Mosh then first uses ssh to start a session server process on the remote site, so i can still use my host entry from my ssh config file. Next it starts to communicate with this remote server using an AES encrypted UDP protocol. So the session is not bound to a TCP stream as with SSH, and it will not break if that stream is lost as there isn't one to begin with. And instead of identifying the client by IP and port number the AES session is used for this, so the mosh server does not mind if the clients IP suddenly changes.
So a mosh session survives even if you move the client device to a different network, and as UDP is connection-less the session will even survive extended amounts of client downtime.
Now when e.g. moving from my home office to the coffee-shop-with-WLAN-down-the-street i simply put my laptop to sleep (suspend), and when i open it up again there it wakes up again and even though it had been disconnected for ~10min and now has a totally different IP from a different network i can continue to work with my open mosh sessions right away.
Also when on the train with only a G3 connection that can go up and down by the minute i don't have to bother with remote session disconnects anymore.
But there's even more to it that makes it a superior ssh for interactive sessions: Mosh does not simply stream through all output, it is more like VNC for text mode as it maintains a model of the screen states on the server and client sides and tries to keep these in sync. So if you e.g. start something that produces a lot of output and then terminate it with CTRL-C you don't have to wait for all the output to stream by ... you'll get your shell prompt back almost immediately instead.
And one last goodie: if you've ever used ssh over a slow line or one with very high latencies you probably know the "can type faster than the characters appear on the screen" effect and how confusing that can be. Here mosh upon detecting a slow link will enter a mode where it tries to predict where the characters you just typed are going to end up on the screen (including a simple cursor key understanding) and will show them as underlined while waiting for the server response. Once that arrived it will replace its local prediction with the actual screen contents from the server session. It may not always guess right, but you'll at least see what you're typing right away
Now i'm desperately waiting for an Android client for this ....
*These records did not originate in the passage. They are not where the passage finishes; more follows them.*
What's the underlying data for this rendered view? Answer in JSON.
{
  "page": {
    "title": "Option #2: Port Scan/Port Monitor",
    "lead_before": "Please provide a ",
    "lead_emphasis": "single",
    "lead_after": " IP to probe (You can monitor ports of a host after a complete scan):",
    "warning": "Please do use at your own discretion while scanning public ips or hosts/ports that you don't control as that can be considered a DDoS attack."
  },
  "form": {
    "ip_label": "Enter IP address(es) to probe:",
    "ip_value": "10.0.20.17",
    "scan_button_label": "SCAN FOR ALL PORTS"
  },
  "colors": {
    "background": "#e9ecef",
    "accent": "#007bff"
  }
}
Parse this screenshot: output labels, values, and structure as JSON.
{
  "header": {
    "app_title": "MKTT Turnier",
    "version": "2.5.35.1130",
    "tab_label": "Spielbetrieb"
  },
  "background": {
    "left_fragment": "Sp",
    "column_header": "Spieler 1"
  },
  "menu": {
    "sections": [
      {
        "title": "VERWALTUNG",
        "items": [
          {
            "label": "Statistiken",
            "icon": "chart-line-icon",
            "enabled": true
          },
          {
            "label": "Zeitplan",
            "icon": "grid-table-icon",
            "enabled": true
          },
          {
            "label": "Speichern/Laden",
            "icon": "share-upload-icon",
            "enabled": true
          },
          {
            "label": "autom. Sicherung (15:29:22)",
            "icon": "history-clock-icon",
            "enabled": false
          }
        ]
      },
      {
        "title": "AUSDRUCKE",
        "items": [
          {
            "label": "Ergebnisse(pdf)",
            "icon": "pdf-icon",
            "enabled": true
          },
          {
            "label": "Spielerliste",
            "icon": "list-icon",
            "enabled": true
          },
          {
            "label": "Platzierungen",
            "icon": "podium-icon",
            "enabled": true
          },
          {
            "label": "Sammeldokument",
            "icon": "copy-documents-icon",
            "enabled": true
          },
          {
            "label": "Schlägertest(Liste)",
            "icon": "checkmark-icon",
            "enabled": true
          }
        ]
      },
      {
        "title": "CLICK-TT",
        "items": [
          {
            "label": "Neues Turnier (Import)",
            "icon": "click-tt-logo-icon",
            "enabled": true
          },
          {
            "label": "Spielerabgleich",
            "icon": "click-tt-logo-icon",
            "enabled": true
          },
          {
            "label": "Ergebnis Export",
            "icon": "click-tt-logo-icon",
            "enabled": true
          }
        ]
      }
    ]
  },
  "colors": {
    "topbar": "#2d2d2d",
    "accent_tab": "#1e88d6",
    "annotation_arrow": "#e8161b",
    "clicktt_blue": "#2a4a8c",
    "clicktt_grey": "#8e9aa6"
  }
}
I just came back from this years FROSCON event and even though i don't think that i did discover any new big things there were two small tools that i wasn't aware of so far which i'll probably use on a rather regular basis in the future.